Many can openers, especially those of the 1950s, were not ergonomically designed as it was easy to experience injuries as the can opened. A newer version of manual can openers like OXO smooth Edge has an easy-turn knob and a large handle.
The difficulty in the use of can openers finds acknowledged since time immemorial. A book published in 1977, by a designer named Victor Papanek, How Things Don’t Work, acknowledged the challenges we have with our can openers.
The army can openers characteristic of dull cutting wheels, the propensity to rust, the danger of having fingers caught between the can cutting part, and the drive wheel limits many ordinary users. The MORFED can opener dates back to 1914. The British army in 1979 modified the original design of the MORFED. Each soldier was allowed to have one or two devices as they were manufactured in great numbers.

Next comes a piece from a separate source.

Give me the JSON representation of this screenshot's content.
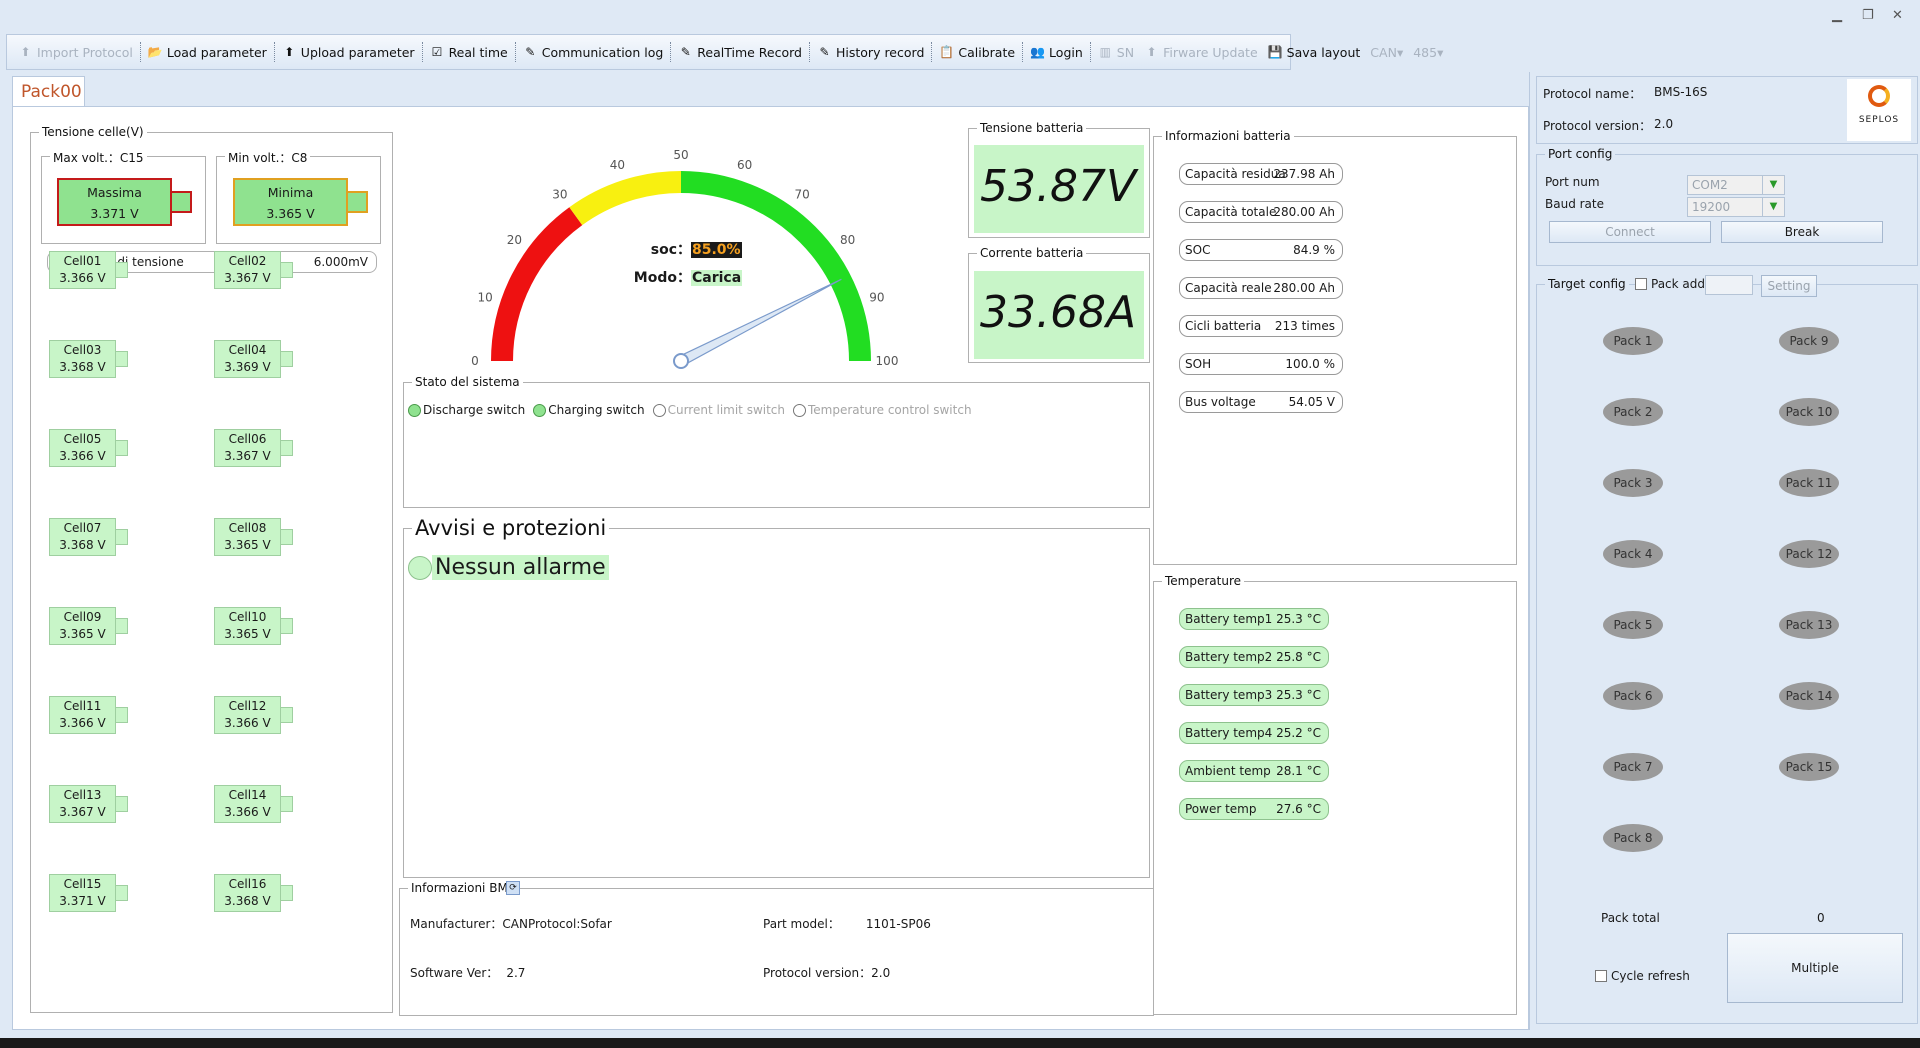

This army can openers were used to open cans and found other uses as a screwdriver and match strikers. The opener was made with one moving part and a very tough alloy of steel and nickel to prevent rusting. As the army moved from canned food to boil-in-the-bag meals, production of the openers reduced significantly. Most of these military openers were melted down as scrap metals or thrown away, where their use declined.
How to use P51 can opener?
The device p51, like the p38, was designed for the military to open cans. Their sizes differentiate the two openers. Measured in millimetres, p38 has a 38 mm blade while p51 is 51 mm long. As a result of this, the big p51 supposedly cuts faster. The long edge makes it easier to manoeuvre around the can. The bigger size blade also reduces the risk of the cutter injuring the operator. Sometimes the hand holding the can is at risk of sustaining injuries from the cutting blade.
The p51 is primarily used in opening tray rashes, which are more significant than cans. It goes 51 times to open, just like the p38 that goes 38 times to open a can. Each blade has a code, and one can get a discount when buying or placing an order using the codes. On one end, there is a perforation that was used to hold the opener with a piece of wire when sterilizing it.
In conclusion, although our kitchen may deserve a heavy-duty opener, having a p38 or a p51 attached to your keys is likely to come in handy sometimes. The military openers are pretty cheap to buy and weigh very little.
How to use P38 can opener?
The design found that a p38 can opener would go 38 times to cut open a can completely. Notably, the blade is 38 mm in length. As much as the p51 edge was more significant, most people still found the ease of use of p38 much easier to handle than the long p51. Opening cans is far much easier with a p38.
Considering that the p38 can flip-flap the cutter and the blade, it finds its other use as screwdriver. The flat shape, when closed, makes it easy to use and carry along. The design was so that the tool weighed only a few grams, making it easy to carry for the army.
As mentioned, p38 was commonly known as U.S. military “John Wayne” survival can opener. Wayne used to film train during World War II using the device. The opener has a hole perforated on one end. Primarily, a wire through the perforation held the device when it was being sterilized.